advertisement
advertisement
advertisement

Design’s Largest Professional Org Embraces An Unlikely Medium–Print

AIGA debuts a new print magazine. “It’s an experimental design playground, visually and editorially,” says Eye on Design founder Perrin Drumm.

In 2005, the American Institute of Graphic Arts–one of the largest professional organizations for designers–changed its name to AIGA to distance itself from graphic design and orient itself toward the digital mediums of the future. Now, it’s back to embracing print.

advertisement
advertisement

First launched as an online magazine three years ago, AIGA’s Eye on Design has just published its inaugural print issue. It’s an ode to the art of physical magazine-making–and a gift to those who love to read them–from the die-cut cover to the tear-out-mail-in Proust questionnaire on the back page.

“It’s an experimental design playground, visually and editorially,” Eye on Design’s founder and director Perrin Drumm says. “Online provides a predictable visual experience; print allows us to break out of the model and create something special and artful.” (Former Co.Design staffer Meg Miller is also involved with the new magazine.)

[Image: courtesy AIGA]
The pilot issue had a loose theme surrounding the reveal of the magazine itself. The turquoise cover features the publication’s eyeball logo rendered as cut-outs that tease the issue’s contents. For a feature story about the rise of high-design erotica, the opening spread includes a close-up photograph of a nude woman’s chest and the following spread zooms out to shows the whole portrait in a collage of other images.
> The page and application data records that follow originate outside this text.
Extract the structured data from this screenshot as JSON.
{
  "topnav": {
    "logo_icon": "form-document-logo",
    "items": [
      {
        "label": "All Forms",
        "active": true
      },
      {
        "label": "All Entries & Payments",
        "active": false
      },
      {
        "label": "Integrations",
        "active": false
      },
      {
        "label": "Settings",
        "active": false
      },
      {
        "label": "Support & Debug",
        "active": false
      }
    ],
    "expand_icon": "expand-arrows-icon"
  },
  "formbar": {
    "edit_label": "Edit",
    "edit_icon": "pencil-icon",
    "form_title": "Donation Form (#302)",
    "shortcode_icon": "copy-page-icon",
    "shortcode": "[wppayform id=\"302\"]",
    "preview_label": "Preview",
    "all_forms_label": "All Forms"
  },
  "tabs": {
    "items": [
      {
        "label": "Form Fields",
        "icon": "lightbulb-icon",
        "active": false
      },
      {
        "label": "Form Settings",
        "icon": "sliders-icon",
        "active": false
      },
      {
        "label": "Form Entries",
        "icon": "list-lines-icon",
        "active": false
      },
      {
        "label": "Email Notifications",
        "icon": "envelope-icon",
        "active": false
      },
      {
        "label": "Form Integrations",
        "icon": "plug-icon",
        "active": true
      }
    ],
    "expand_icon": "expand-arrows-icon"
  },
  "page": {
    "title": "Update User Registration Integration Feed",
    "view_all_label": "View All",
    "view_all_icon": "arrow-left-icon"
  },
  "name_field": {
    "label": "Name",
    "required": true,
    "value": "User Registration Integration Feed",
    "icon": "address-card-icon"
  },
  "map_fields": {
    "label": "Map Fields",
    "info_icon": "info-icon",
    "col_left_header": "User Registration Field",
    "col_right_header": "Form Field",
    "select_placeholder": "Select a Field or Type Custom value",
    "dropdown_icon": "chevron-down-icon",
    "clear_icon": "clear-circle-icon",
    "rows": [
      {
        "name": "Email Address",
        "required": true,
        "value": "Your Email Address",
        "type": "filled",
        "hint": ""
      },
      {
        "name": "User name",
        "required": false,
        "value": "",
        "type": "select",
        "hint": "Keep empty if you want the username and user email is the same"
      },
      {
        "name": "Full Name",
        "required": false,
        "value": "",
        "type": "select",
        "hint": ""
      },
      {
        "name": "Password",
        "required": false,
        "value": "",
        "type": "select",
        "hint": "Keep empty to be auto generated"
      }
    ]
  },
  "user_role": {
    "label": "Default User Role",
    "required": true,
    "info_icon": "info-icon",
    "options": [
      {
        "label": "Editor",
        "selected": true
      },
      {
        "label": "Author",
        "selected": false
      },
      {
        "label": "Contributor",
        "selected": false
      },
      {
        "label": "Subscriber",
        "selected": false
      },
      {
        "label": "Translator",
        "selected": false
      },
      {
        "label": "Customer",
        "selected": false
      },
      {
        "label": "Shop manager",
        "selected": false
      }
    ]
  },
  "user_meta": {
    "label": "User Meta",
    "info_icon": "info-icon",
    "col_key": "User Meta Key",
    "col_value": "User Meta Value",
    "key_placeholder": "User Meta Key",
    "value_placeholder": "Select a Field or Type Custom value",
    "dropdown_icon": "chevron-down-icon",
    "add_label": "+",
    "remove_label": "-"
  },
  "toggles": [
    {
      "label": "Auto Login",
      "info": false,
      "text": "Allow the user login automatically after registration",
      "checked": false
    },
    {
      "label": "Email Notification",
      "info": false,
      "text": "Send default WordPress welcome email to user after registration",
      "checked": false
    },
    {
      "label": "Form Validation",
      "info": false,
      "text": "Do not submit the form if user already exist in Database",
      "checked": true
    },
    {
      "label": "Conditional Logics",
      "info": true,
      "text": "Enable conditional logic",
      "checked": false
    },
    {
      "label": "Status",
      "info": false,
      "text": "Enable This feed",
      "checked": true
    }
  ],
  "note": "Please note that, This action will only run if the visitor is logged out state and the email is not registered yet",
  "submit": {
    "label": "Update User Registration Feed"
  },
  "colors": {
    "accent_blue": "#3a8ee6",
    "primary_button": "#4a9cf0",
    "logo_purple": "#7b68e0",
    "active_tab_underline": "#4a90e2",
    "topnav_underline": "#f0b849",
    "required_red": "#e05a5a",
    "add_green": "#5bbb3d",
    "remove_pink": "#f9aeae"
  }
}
For a bit of humor, the issue has a comic strip but instead of running it on consecutive pages, Drumm and the issue’s designer, Tala Safié, chose to break it up into eight parts and intersperse them throughout the magazine.

[Image: courtesy AIGA]
Going forward, Eye on Design plans to publish quarterly and will work with a guest designer for every issue to keep the visual storytelling exciting and tackle themes like the intersection of design and mental health, diversity, gender and sexuality, and politics–subjects that the website tackles already, but could be explored more evocatively in print.

“I want readers to be entertained, I want them to learn something, I want them to be surprised,” Drumm says. “I don’t think they need to agree or like everything they see, but I want it to be compelling enough to scratch that curiosity itch they have and to encourage them to turn page after page. It’s not a predictable reading experience and I want them to read the magazine from cover to cover.”

[Image: courtesy AIGA]
While it seems as if every mainstream magazine is folding, cutting its issues, or pivoting to video, Eye on Design might be the one publication that can sustain print since its audience–mostly AIGA members, professional designers, and design fans–holds the medium in such high regard. In fact, organization members at the Leader level and higher will receive the issue for free and other AIGA members will be able to buy it at a discount (the price has not been set). The magazine plans to finance its costs through online and newsstand sales, advertisements, sponsorships, and partnerships.

advertisement

The pilot issue was distributed only to the AIGA’s conference attendees, and the first publicly available issue’s on-sale date is yet to be determined, though it’s set for sometime during winter 2018. Visit eyeondesign.aiga.org for more.

advertisement
advertisement

About the author

Diana Budds is a New York–based writer covering design and the built environment.

More